A cyborg is a relatively simple concept that is often misunderstood. Dictionary.com defines it as “a person whose physiological functioning is aided by or dependent upon a mechanical or electronic device.” So we’ve had cyborgs for quite some time. Anyone with a hip or knee transplant where diseased tissue is replaced by artificial tissue is a cyborg. Some argue that anyone who uses glasses is also a cyborg, but I’m not too interested in getting bogged down in definitions.
What I am interested in is how quickly this field is advancing. Progression in this field lightning fast. People care a lot about their health and are willing to spend good money on it, so achievements once thought impossible are now commonplace.
Check out this video that compares current state of the art technology to that in the video game Deus Ex: Human Revolution. It follows Rob Spence, who lost an eye in a shotgun accident and had it replaced with an implanted camera. Rob has given himself the real groaner of a name of Eyeborg.
In the video, Eyeborg compares current eye, arm, and leg prosthetics to those in the game Deus Ex. Basically every prosthetic in Deus Ex is bigger, faster, stronger, and once we get to 2027 I bet we’ll be there. But what I find even more interesting is the philosophical question that lies at the heart of Deus Ex.
David Jönsson, a prosthetics engineer interviewed in the video, sums it up when he say, “I mean, who says that a normal human leg is the optimal thing for you? I mean, the species evolved to this leg that we have now, but who says that is the end of the line?"
That is one of the fundamental questions asked in Deus Ex: Human Revolution. In the game, some people who have normal, functioning bodies have removed biological legs, arms, eyes, etc. to have them replaced with superior augmented technology. Not surprisingly, the company that supplies the drug that these newly augmented cyborgs need to live jacks up the price on them. As a consequence, there are riots and other nastiness.

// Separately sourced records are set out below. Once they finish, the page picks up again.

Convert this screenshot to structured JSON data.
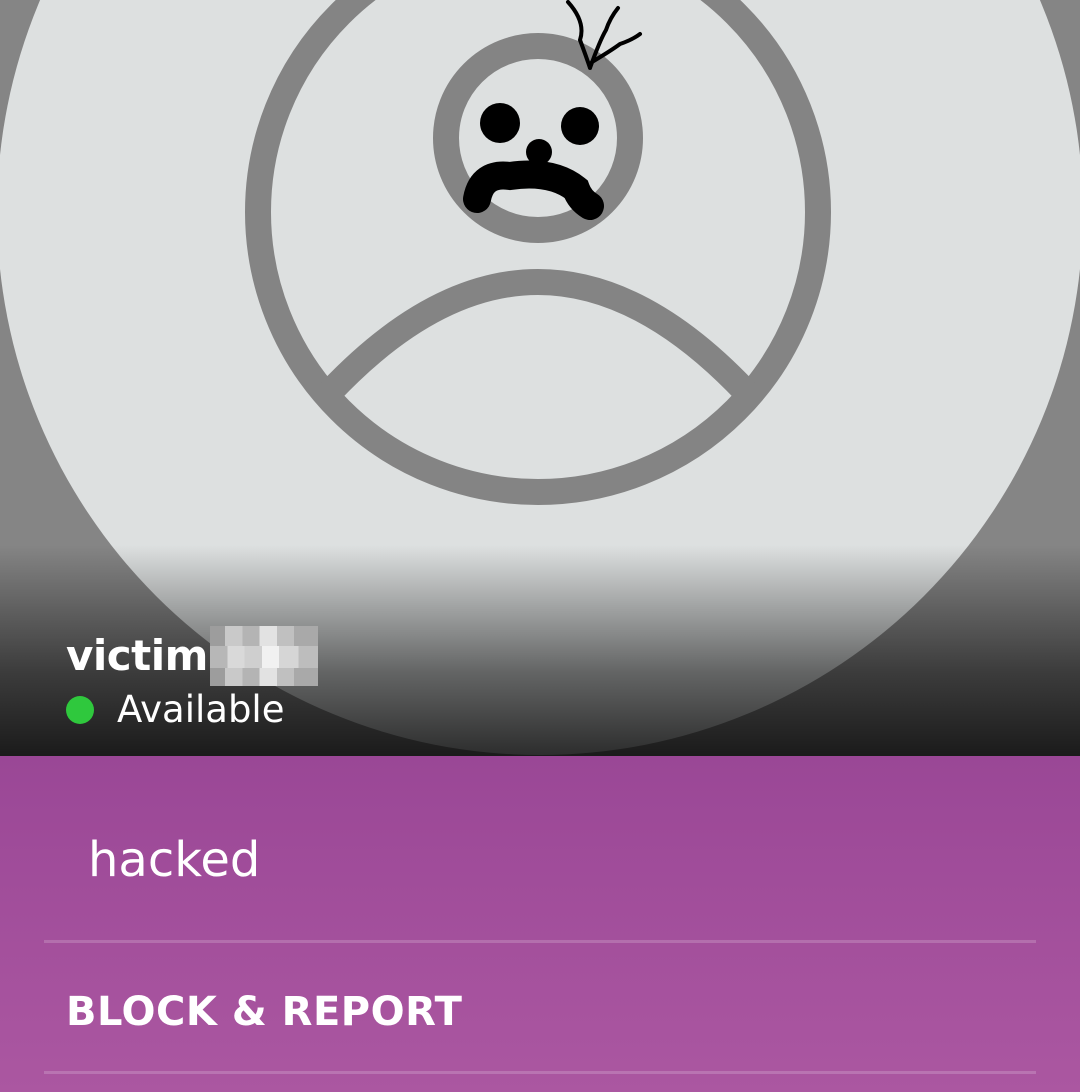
{
  "profile": {
    "name": "victim",
    "status": "Available",
    "status_color": "#2fc83d",
    "avatar_icon": "default-avatar-icon"
  },
  "about": {
    "mood": "hacked"
  },
  "actions": {
    "block_report_label": "BLOCK & REPORT"
  },
  "colors": {
    "panel_top": "#9a4796",
    "panel_bottom": "#ab57a1",
    "hero_background": "#858585",
    "avatar_fill": "#dde0e0",
    "avatar_outline": "#848484"
  }
}
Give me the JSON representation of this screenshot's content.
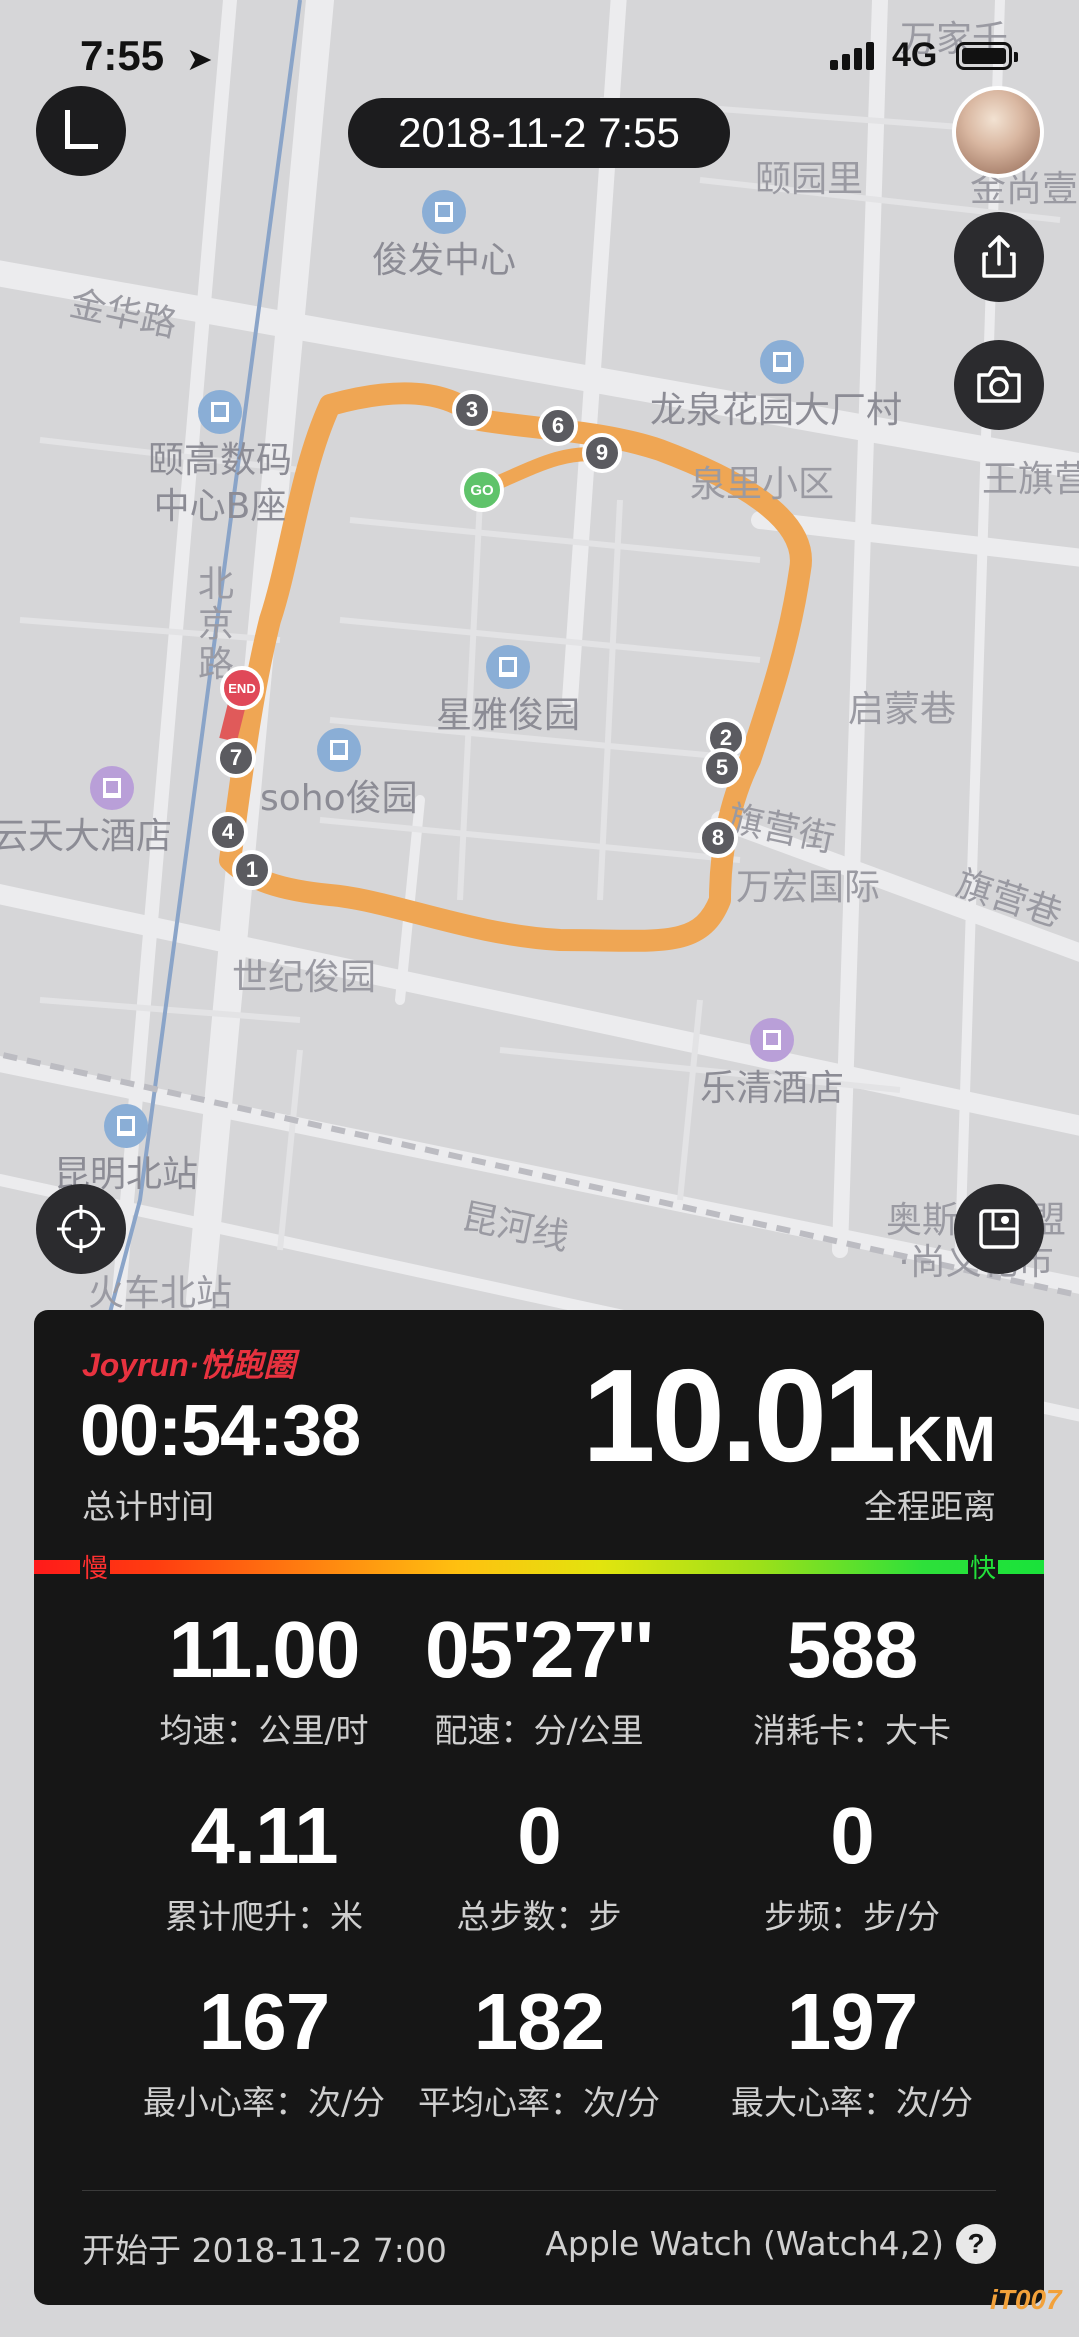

Would I chop off a functional limb to replace it with a superior mechanical device? Probably not, and I don’t think many people would. For one, I would worry about companies abusing their power as they do in Deus Ex. However, if I lost an arm in a car accident or what have you I absolutely would want to replace it with the newest technology. But I think that’s very different from willingly removing functioning body parts.
But who knows? In the future it’s possible that people will be swapping out arms and eyes like they were getting new cell phones. I’d make an eyePhone joke but Futurama beat me by a few years.
But in the here and now, the real challenge is the brain-computer interface. A lot of the prosthetics currently are controlled by muscles. Directly interfacing them with the brain will most likely be the way to go in the future, but it opens a whole can of worms of bioengineering problems.
But past all the science and engineering, what I find so heartening is that this field is dramatically improving people’s quality of life. It seems like every other week I read about someone who gets a replacement hand who in the past would have had to do with hooks or someone with replacement legs who in the past would have had to make do with a wheelchair.
And the best part about these stories is that it seems like a different company is making each prosthetic. There is a tremendous demand for these products, and that is reflected by so many companies throwing their hats in the ring. Good to see.
This array of cyborg technology is going to have the opportunity to dramatically improve the lives of amputees, the elderly, and the disabled. There’s a good chance that normal people will start using it to augment their bodies, as well. The near future is going to be an exciting and scary time, full of ethical dilemmas. I, for one, am excited to watch it unfold firsthand.